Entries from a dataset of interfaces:
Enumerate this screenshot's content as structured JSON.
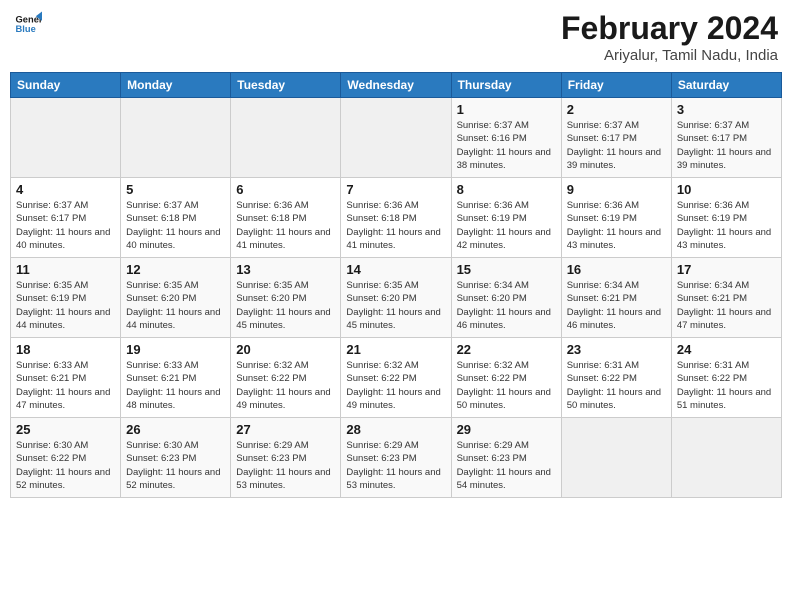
{
  "header": {
    "logo_line1": "General",
    "logo_line2": "Blue",
    "month_year": "February 2024",
    "location": "Ariyalur, Tamil Nadu, India"
  },
  "weekdays": [
    "Sunday",
    "Monday",
    "Tuesday",
    "Wednesday",
    "Thursday",
    "Friday",
    "Saturday"
  ],
  "weeks": [
    [
      {
        "day": "",
        "info": ""
      },
      {
        "day": "",
        "info": ""
      },
      {
        "day": "",
        "info": ""
      },
      {
        "day": "",
        "info": ""
      },
      {
        "day": "1",
        "info": "Sunrise: 6:37 AM\nSunset: 6:16 PM\nDaylight: 11 hours and 38 minutes."
      },
      {
        "day": "2",
        "info": "Sunrise: 6:37 AM\nSunset: 6:17 PM\nDaylight: 11 hours and 39 minutes."
      },
      {
        "day": "3",
        "info": "Sunrise: 6:37 AM\nSunset: 6:17 PM\nDaylight: 11 hours and 39 minutes."
      }
    ],
    [
      {
        "day": "4",
        "info": "Sunrise: 6:37 AM\nSunset: 6:17 PM\nDaylight: 11 hours and 40 minutes."
      },
      {
        "day": "5",
        "info": "Sunrise: 6:37 AM\nSunset: 6:18 PM\nDaylight: 11 hours and 40 minutes."
      },
      {
        "day": "6",
        "info": "Sunrise: 6:36 AM\nSunset: 6:18 PM\nDaylight: 11 hours and 41 minutes."
      },
      {
        "day": "7",
        "info": "Sunrise: 6:36 AM\nSunset: 6:18 PM\nDaylight: 11 hours and 41 minutes."
      },
      {
        "day": "8",
        "info": "Sunrise: 6:36 AM\nSunset: 6:19 PM\nDaylight: 11 hours and 42 minutes."
      },
      {
        "day": "9",
        "info": "Sunrise: 6:36 AM\nSunset: 6:19 PM\nDaylight: 11 hours and 43 minutes."
      },
      {
        "day": "10",
        "info": "Sunrise: 6:36 AM\nSunset: 6:19 PM\nDaylight: 11 hours and 43 minutes."
      }
    ],
    [
      {
        "day": "11",
        "info": "Sunrise: 6:35 AM\nSunset: 6:19 PM\nDaylight: 11 hours and 44 minutes."
      },
      {
        "day": "12",
        "info": "Sunrise: 6:35 AM\nSunset: 6:20 PM\nDaylight: 11 hours and 44 minutes."
      },
      {
        "day": "13",
        "info": "Sunrise: 6:35 AM\nSunset: 6:20 PM\nDaylight: 11 hours and 45 minutes."
      },
      {
        "day": "14",
        "info": "Sunrise: 6:35 AM\nSunset: 6:20 PM\nDaylight: 11 hours and 45 minutes."
      },
      {
        "day": "15",
        "info": "Sunrise: 6:34 AM\nSunset: 6:20 PM\nDaylight: 11 hours and 46 minutes."
      },
      {
        "day": "16",
        "info": "Sunrise: 6:34 AM\nSunset: 6:21 PM\nDaylight: 11 hours and 46 minutes."
      },
      {
        "day": "17",
        "info": "Sunrise: 6:34 AM\nSunset: 6:21 PM\nDaylight: 11 hours and 47 minutes."
      }
    ],
    [
      {
        "day": "18",
        "info": "Sunrise: 6:33 AM\nSunset: 6:21 PM\nDaylight: 11 hours and 47 minutes."
      },
      {
        "day": "19",
        "info": "Sunrise: 6:33 AM\nSunset: 6:21 PM\nDaylight: 11 hours and 48 minutes."
      },
      {
        "day": "20",
        "info": "Sunrise: 6:32 AM\nSunset: 6:22 PM\nDaylight: 11 hours and 49 minutes."
      },
      {
        "day": "21",
        "info": "Sunrise: 6:32 AM\nSunset: 6:22 PM\nDaylight: 11 hours and 49 minutes."
      },
      {
        "day": "22",
        "info": "Sunrise: 6:32 AM\nSunset: 6:22 PM\nDaylight: 11 hours and 50 minutes."
      },
      {
        "day": "23",
        "info": "Sunrise: 6:31 AM\nSunset: 6:22 PM\nDaylight: 11 hours and 50 minutes."
      },
      {
        "day": "24",
        "info": "Sunrise: 6:31 AM\nSunset: 6:22 PM\nDaylight: 11 hours and 51 minutes."
      }
    ],
    [
      {
        "day": "25",
        "info": "Sunrise: 6:30 AM\nSunset: 6:22 PM\nDaylight: 11 hours and 52 minutes."
      },
      {
        "day": "26",
        "info": "Sunrise: 6:30 AM\nSunset: 6:23 PM\nDaylight: 11 hours and 52 minutes."
      },
      {
        "day": "27",
        "info": "Sunrise: 6:29 AM\nSunset: 6:23 PM\nDaylight: 11 hours and 53 minutes."
      },
      {
        "day": "28",
        "info": "Sunrise: 6:29 AM\nSunset: 6:23 PM\nDaylight: 11 hours and 53 minutes."
      },
      {
        "day": "29",
        "info": "Sunrise: 6:29 AM\nSunset: 6:23 PM\nDaylight: 11 hours and 54 minutes."
      },
      {
        "day": "",
        "info": ""
      },
      {
        "day": "",
        "info": ""
      }
    ]
  ]
}
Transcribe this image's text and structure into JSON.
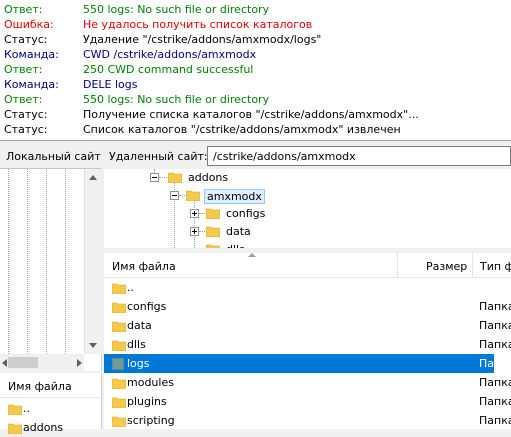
{
  "log": [
    {
      "label": "Ответ:",
      "message": "550 logs: No such file or directory",
      "kind": "ans"
    },
    {
      "label": "Ошибка:",
      "message": "Не удалось получить список каталогов",
      "kind": "err"
    },
    {
      "label": "Статус:",
      "message": "Удаление \"/cstrike/addons/amxmodx/logs\"",
      "kind": "st"
    },
    {
      "label": "Команда:",
      "message": "CWD /cstrike/addons/amxmodx",
      "kind": "cmd"
    },
    {
      "label": "Ответ:",
      "message": "250 CWD command successful",
      "kind": "ans"
    },
    {
      "label": "Команда:",
      "message": "DELE logs",
      "kind": "cmd"
    },
    {
      "label": "Ответ:",
      "message": "550 logs: No such file or directory",
      "kind": "ans"
    },
    {
      "label": "Статус:",
      "message": "Получение списка каталогов \"/cstrike/addons/amxmodx\"...",
      "kind": "st"
    },
    {
      "label": "Статус:",
      "message": "Список каталогов \"/cstrike/addons/amxmodx\" извлечен",
      "kind": "st"
    }
  ],
  "local": {
    "site_label": "Локальный сайт",
    "list_header_name": "Имя файла",
    "list_items": [
      "..",
      "addons"
    ]
  },
  "remote": {
    "site_label": "Удаленный сайт:",
    "path": "/cstrike/addons/amxmodx",
    "tree": [
      {
        "label": "addons",
        "expander": "minus"
      },
      {
        "label": "amxmodx",
        "expander": "minus",
        "selected": true
      },
      {
        "label": "configs",
        "expander": "plus"
      },
      {
        "label": "data",
        "expander": "plus"
      },
      {
        "label": "dlls",
        "expander": "none"
      }
    ],
    "list_header": {
      "name": "Имя файла",
      "size": "Размер",
      "type": "Тип фа"
    },
    "files": [
      {
        "name": "..",
        "type": ""
      },
      {
        "name": "configs",
        "type": "Папка"
      },
      {
        "name": "data",
        "type": "Папка"
      },
      {
        "name": "dlls",
        "type": "Папка"
      },
      {
        "name": "logs",
        "type": "Папка",
        "selected": true
      },
      {
        "name": "modules",
        "type": "Папка"
      },
      {
        "name": "plugins",
        "type": "Папка"
      },
      {
        "name": "scripting",
        "type": "Папка"
      }
    ]
  },
  "colors": {
    "answer": "#008000",
    "error": "#e00000",
    "command": "#000080",
    "selection": "#0078d7",
    "folder": "#f5c94b"
  },
  "icons": {
    "folder": "folder-icon",
    "logs_folder": "folder-teal-icon"
  }
}
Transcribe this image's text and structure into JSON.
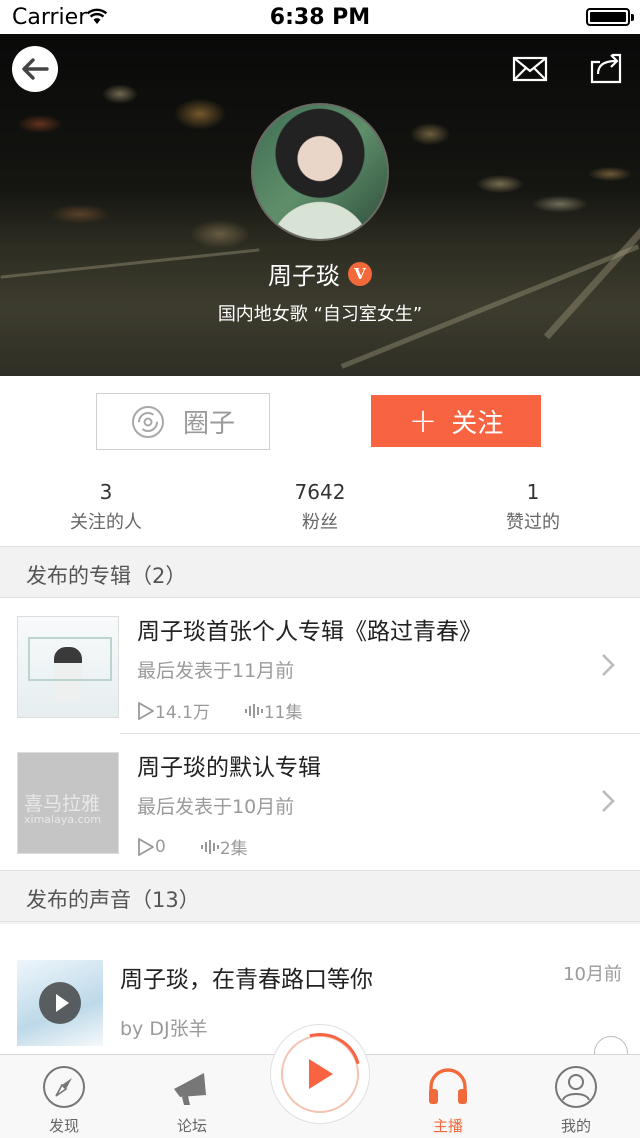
{
  "status_bar": {
    "carrier": "Carrier",
    "time": "6:38 PM"
  },
  "profile": {
    "name": "周子琰",
    "verified_badge": "V",
    "description": "国内地女歌 “自习室女生”"
  },
  "actions": {
    "circle_label": "圈子",
    "follow_plus": "+",
    "follow_label": "关注"
  },
  "stats": [
    {
      "value": "3",
      "label": "关注的人"
    },
    {
      "value": "7642",
      "label": "粉丝"
    },
    {
      "value": "1",
      "label": "赞过的"
    }
  ],
  "albums_section": {
    "title": "发布的专辑（2）"
  },
  "albums": [
    {
      "title": "周子琰首张个人专辑《路过青春》",
      "subtitle": "最后发表于11月前",
      "plays": "14.1万",
      "tracks": "11集"
    },
    {
      "title": "周子琰的默认专辑",
      "subtitle": "最后发表于10月前",
      "plays": "0",
      "tracks": "2集",
      "cover_watermark": "喜马拉雅",
      "cover_watermark_sub": "ximalaya.com"
    }
  ],
  "sounds_section": {
    "title": "发布的声音（13）"
  },
  "sounds": [
    {
      "title": "周子琰，在青春路口等你",
      "date": "10月前",
      "author": "by DJ张羊"
    }
  ],
  "tabbar": {
    "items": [
      {
        "label": "发现",
        "icon": "compass-icon"
      },
      {
        "label": "论坛",
        "icon": "megaphone-icon"
      },
      {
        "label": "主播",
        "icon": "headphones-icon",
        "active": true
      },
      {
        "label": "我的",
        "icon": "user-icon"
      }
    ]
  },
  "colors": {
    "accent": "#f86442",
    "active_tab": "#f26a3b",
    "verified": "#f26a3b"
  }
}
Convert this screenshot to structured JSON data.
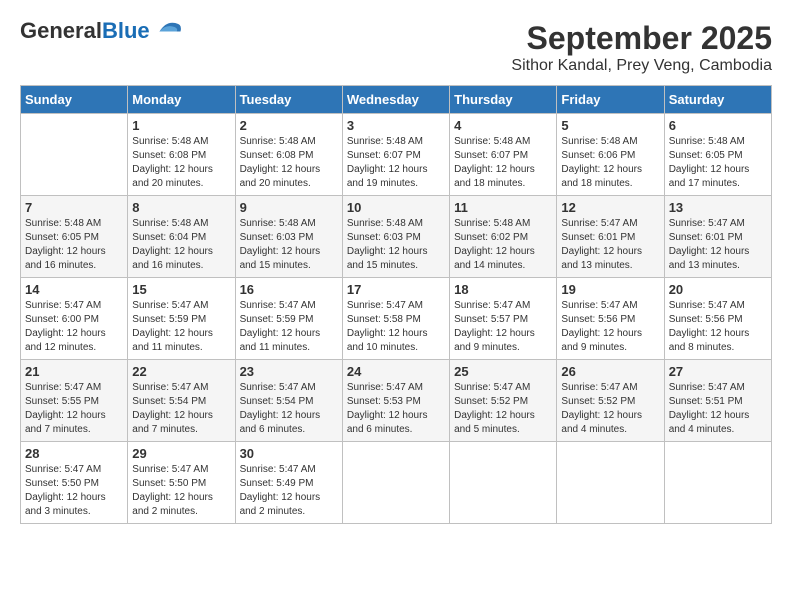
{
  "header": {
    "logo_line1": "General",
    "logo_line2": "Blue",
    "title": "September 2025",
    "subtitle": "Sithor Kandal, Prey Veng, Cambodia"
  },
  "calendar": {
    "headers": [
      "Sunday",
      "Monday",
      "Tuesday",
      "Wednesday",
      "Thursday",
      "Friday",
      "Saturday"
    ],
    "rows": [
      [
        {
          "day": "",
          "info": ""
        },
        {
          "day": "1",
          "info": "Sunrise: 5:48 AM\nSunset: 6:08 PM\nDaylight: 12 hours\nand 20 minutes."
        },
        {
          "day": "2",
          "info": "Sunrise: 5:48 AM\nSunset: 6:08 PM\nDaylight: 12 hours\nand 20 minutes."
        },
        {
          "day": "3",
          "info": "Sunrise: 5:48 AM\nSunset: 6:07 PM\nDaylight: 12 hours\nand 19 minutes."
        },
        {
          "day": "4",
          "info": "Sunrise: 5:48 AM\nSunset: 6:07 PM\nDaylight: 12 hours\nand 18 minutes."
        },
        {
          "day": "5",
          "info": "Sunrise: 5:48 AM\nSunset: 6:06 PM\nDaylight: 12 hours\nand 18 minutes."
        },
        {
          "day": "6",
          "info": "Sunrise: 5:48 AM\nSunset: 6:05 PM\nDaylight: 12 hours\nand 17 minutes."
        }
      ],
      [
        {
          "day": "7",
          "info": "Sunrise: 5:48 AM\nSunset: 6:05 PM\nDaylight: 12 hours\nand 16 minutes."
        },
        {
          "day": "8",
          "info": "Sunrise: 5:48 AM\nSunset: 6:04 PM\nDaylight: 12 hours\nand 16 minutes."
        },
        {
          "day": "9",
          "info": "Sunrise: 5:48 AM\nSunset: 6:03 PM\nDaylight: 12 hours\nand 15 minutes."
        },
        {
          "day": "10",
          "info": "Sunrise: 5:48 AM\nSunset: 6:03 PM\nDaylight: 12 hours\nand 15 minutes."
        },
        {
          "day": "11",
          "info": "Sunrise: 5:48 AM\nSunset: 6:02 PM\nDaylight: 12 hours\nand 14 minutes."
        },
        {
          "day": "12",
          "info": "Sunrise: 5:47 AM\nSunset: 6:01 PM\nDaylight: 12 hours\nand 13 minutes."
        },
        {
          "day": "13",
          "info": "Sunrise: 5:47 AM\nSunset: 6:01 PM\nDaylight: 12 hours\nand 13 minutes."
        }
      ],
      [
        {
          "day": "14",
          "info": "Sunrise: 5:47 AM\nSunset: 6:00 PM\nDaylight: 12 hours\nand 12 minutes."
        },
        {
          "day": "15",
          "info": "Sunrise: 5:47 AM\nSunset: 5:59 PM\nDaylight: 12 hours\nand 11 minutes."
        },
        {
          "day": "16",
          "info": "Sunrise: 5:47 AM\nSunset: 5:59 PM\nDaylight: 12 hours\nand 11 minutes."
        },
        {
          "day": "17",
          "info": "Sunrise: 5:47 AM\nSunset: 5:58 PM\nDaylight: 12 hours\nand 10 minutes."
        },
        {
          "day": "18",
          "info": "Sunrise: 5:47 AM\nSunset: 5:57 PM\nDaylight: 12 hours\nand 9 minutes."
        },
        {
          "day": "19",
          "info": "Sunrise: 5:47 AM\nSunset: 5:56 PM\nDaylight: 12 hours\nand 9 minutes."
        },
        {
          "day": "20",
          "info": "Sunrise: 5:47 AM\nSunset: 5:56 PM\nDaylight: 12 hours\nand 8 minutes."
        }
      ],
      [
        {
          "day": "21",
          "info": "Sunrise: 5:47 AM\nSunset: 5:55 PM\nDaylight: 12 hours\nand 7 minutes."
        },
        {
          "day": "22",
          "info": "Sunrise: 5:47 AM\nSunset: 5:54 PM\nDaylight: 12 hours\nand 7 minutes."
        },
        {
          "day": "23",
          "info": "Sunrise: 5:47 AM\nSunset: 5:54 PM\nDaylight: 12 hours\nand 6 minutes."
        },
        {
          "day": "24",
          "info": "Sunrise: 5:47 AM\nSunset: 5:53 PM\nDaylight: 12 hours\nand 6 minutes."
        },
        {
          "day": "25",
          "info": "Sunrise: 5:47 AM\nSunset: 5:52 PM\nDaylight: 12 hours\nand 5 minutes."
        },
        {
          "day": "26",
          "info": "Sunrise: 5:47 AM\nSunset: 5:52 PM\nDaylight: 12 hours\nand 4 minutes."
        },
        {
          "day": "27",
          "info": "Sunrise: 5:47 AM\nSunset: 5:51 PM\nDaylight: 12 hours\nand 4 minutes."
        }
      ],
      [
        {
          "day": "28",
          "info": "Sunrise: 5:47 AM\nSunset: 5:50 PM\nDaylight: 12 hours\nand 3 minutes."
        },
        {
          "day": "29",
          "info": "Sunrise: 5:47 AM\nSunset: 5:50 PM\nDaylight: 12 hours\nand 2 minutes."
        },
        {
          "day": "30",
          "info": "Sunrise: 5:47 AM\nSunset: 5:49 PM\nDaylight: 12 hours\nand 2 minutes."
        },
        {
          "day": "",
          "info": ""
        },
        {
          "day": "",
          "info": ""
        },
        {
          "day": "",
          "info": ""
        },
        {
          "day": "",
          "info": ""
        }
      ]
    ]
  }
}
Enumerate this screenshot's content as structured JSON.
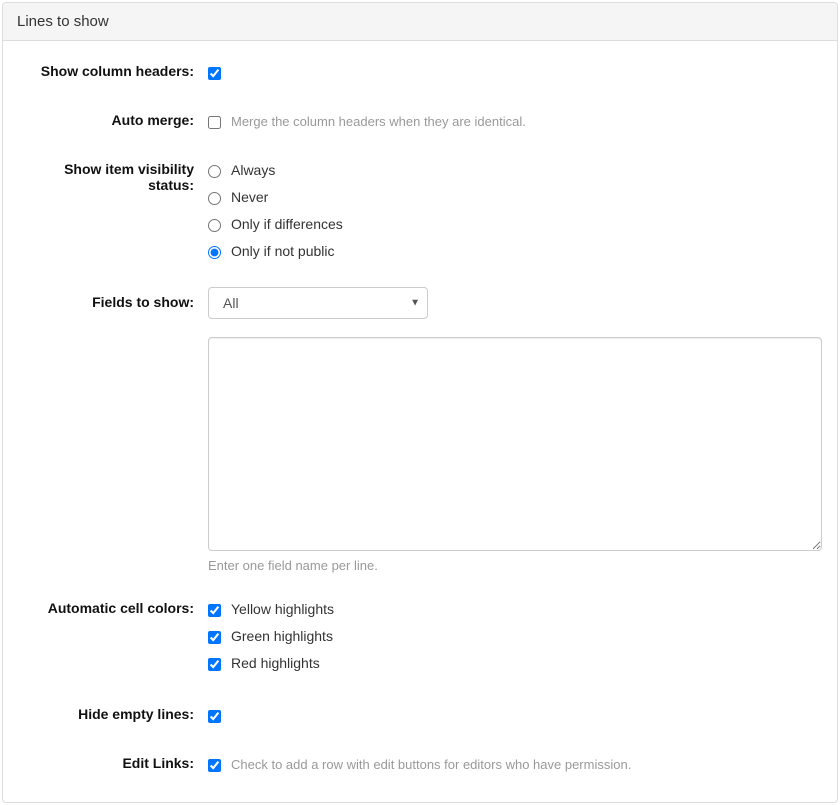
{
  "panel": {
    "title": "Lines to show"
  },
  "fields": {
    "show_column_headers": {
      "label": "Show column headers:",
      "checked": true
    },
    "auto_merge": {
      "label": "Auto merge:",
      "checked": false,
      "description": "Merge the column headers when they are identical."
    },
    "visibility": {
      "label": "Show item visibility status:",
      "selected": "only_if_not_public",
      "options": {
        "always": "Always",
        "never": "Never",
        "only_if_diff": "Only if differences",
        "only_if_not_public": "Only if not public"
      }
    },
    "fields_to_show": {
      "label": "Fields to show:",
      "select_value": "All",
      "textarea_value": "",
      "help": "Enter one field name per line."
    },
    "auto_colors": {
      "label": "Automatic cell colors:",
      "yellow": {
        "label": "Yellow highlights",
        "checked": true
      },
      "green": {
        "label": "Green highlights",
        "checked": true
      },
      "red": {
        "label": "Red highlights",
        "checked": true
      }
    },
    "hide_empty": {
      "label": "Hide empty lines:",
      "checked": true
    },
    "edit_links": {
      "label": "Edit Links:",
      "checked": true,
      "description": "Check to add a row with edit buttons for editors who have permission."
    }
  }
}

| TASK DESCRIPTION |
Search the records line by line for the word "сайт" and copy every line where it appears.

| TASK RESULT |
    "site_label": "Локальный сайт",
    "site_label": "Удаленный сайт:",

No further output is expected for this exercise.